What is good about your degree programme?

I study BSc Mathematics and Statistics and I like that my degree is very practical. It is also very applicable to real life: not only do you learn programming but some modules can teach you Excel, which you can get a certification in, R studio and also how to write a mathematical document which comes under Number, Sets and Functions. One of my favourite modules in my second year was Introduction to Computing which introduced us to Python. The lecturers crafted this module very well and taught us to a good standard, enabling us to complete the final project which was challenging but very engaging. Furthermore, it is a great addition to the CV, as it shows that you can code. Coding demonstrates that you have good problem-solving skills. One thing that you need to look out for is how to translate what you do in these modules into real-life skills. This can really make you stand out.

How can you make the most out of blended learning?

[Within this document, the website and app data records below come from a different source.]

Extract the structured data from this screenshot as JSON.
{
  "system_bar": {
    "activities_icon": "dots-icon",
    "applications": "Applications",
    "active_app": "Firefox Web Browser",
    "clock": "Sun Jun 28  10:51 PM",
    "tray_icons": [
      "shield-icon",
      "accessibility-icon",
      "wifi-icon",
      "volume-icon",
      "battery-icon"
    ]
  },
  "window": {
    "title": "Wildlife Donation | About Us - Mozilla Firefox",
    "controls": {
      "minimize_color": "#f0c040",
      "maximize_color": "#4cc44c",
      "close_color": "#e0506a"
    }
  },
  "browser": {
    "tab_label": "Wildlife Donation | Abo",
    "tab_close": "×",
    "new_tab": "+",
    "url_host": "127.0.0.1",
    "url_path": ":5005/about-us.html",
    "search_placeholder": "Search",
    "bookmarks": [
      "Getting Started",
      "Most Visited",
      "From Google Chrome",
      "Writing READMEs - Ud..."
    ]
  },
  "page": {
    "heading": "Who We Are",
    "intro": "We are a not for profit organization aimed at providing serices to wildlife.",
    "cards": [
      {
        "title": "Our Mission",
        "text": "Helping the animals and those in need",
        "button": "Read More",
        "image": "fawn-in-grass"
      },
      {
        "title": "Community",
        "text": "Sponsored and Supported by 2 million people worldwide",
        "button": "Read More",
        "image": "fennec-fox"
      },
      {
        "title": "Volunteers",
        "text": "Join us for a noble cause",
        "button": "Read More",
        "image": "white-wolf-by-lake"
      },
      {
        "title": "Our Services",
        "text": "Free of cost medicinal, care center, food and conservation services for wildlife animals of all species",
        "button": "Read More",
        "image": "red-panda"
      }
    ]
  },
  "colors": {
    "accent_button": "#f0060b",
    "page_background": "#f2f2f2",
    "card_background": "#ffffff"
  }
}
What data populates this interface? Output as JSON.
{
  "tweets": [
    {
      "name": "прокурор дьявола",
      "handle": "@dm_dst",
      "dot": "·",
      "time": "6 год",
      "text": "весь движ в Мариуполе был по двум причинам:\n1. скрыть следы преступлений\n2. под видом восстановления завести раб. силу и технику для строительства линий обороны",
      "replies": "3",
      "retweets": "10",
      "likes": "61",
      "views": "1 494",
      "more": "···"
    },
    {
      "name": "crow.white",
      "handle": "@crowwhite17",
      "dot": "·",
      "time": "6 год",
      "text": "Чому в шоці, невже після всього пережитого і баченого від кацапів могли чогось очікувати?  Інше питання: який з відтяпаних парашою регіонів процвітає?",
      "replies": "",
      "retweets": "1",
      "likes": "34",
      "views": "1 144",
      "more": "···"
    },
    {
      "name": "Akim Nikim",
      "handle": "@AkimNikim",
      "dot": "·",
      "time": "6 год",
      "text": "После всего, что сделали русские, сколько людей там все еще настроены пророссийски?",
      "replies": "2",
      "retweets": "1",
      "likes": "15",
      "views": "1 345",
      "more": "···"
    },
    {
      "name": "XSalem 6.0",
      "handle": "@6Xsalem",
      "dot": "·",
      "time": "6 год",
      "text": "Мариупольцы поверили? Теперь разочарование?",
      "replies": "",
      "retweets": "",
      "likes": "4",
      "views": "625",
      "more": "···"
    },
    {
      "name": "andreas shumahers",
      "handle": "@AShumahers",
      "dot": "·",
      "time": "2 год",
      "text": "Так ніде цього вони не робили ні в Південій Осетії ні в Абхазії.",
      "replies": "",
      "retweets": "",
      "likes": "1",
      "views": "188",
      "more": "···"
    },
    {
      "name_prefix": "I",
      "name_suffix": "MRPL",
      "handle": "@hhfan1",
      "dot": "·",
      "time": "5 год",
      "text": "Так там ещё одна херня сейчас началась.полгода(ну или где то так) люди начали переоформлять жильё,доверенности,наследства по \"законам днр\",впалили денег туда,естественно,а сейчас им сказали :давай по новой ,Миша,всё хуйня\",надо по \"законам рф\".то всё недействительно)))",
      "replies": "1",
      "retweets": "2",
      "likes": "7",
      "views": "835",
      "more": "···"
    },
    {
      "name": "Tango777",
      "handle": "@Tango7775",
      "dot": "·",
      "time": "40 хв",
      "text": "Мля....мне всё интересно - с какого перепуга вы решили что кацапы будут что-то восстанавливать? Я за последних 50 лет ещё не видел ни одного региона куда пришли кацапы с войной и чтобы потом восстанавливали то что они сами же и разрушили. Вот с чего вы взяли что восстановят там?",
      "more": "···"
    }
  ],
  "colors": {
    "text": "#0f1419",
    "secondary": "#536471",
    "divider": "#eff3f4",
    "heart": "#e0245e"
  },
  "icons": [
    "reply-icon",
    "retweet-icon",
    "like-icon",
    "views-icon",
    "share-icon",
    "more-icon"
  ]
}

Blended learning has its benefits, one of them being that we had the privilege of having recorded lectures so we could view them at our own time and learn at our own pace. I recommend that students do not fall behind schedule as it can make you become complacent and it will be then tough to catch up. The transition from in-person to blended learning has been good and the office hours are online so you can still ask questions on what you are stuck on. My experience has been good: I make sure to get a good night’s sleep so that I can wake up early for the lectures and finish on time. Although in the past year we have missed out a bit on the social aspect of University, there were also plenty of in-person tutorials, which I went to, and studying in real-time is a different feeling as opposed to online. The only advice I would give to students is to never leave work to do at the last minute and make sure they make the most of their time and take regular breaks.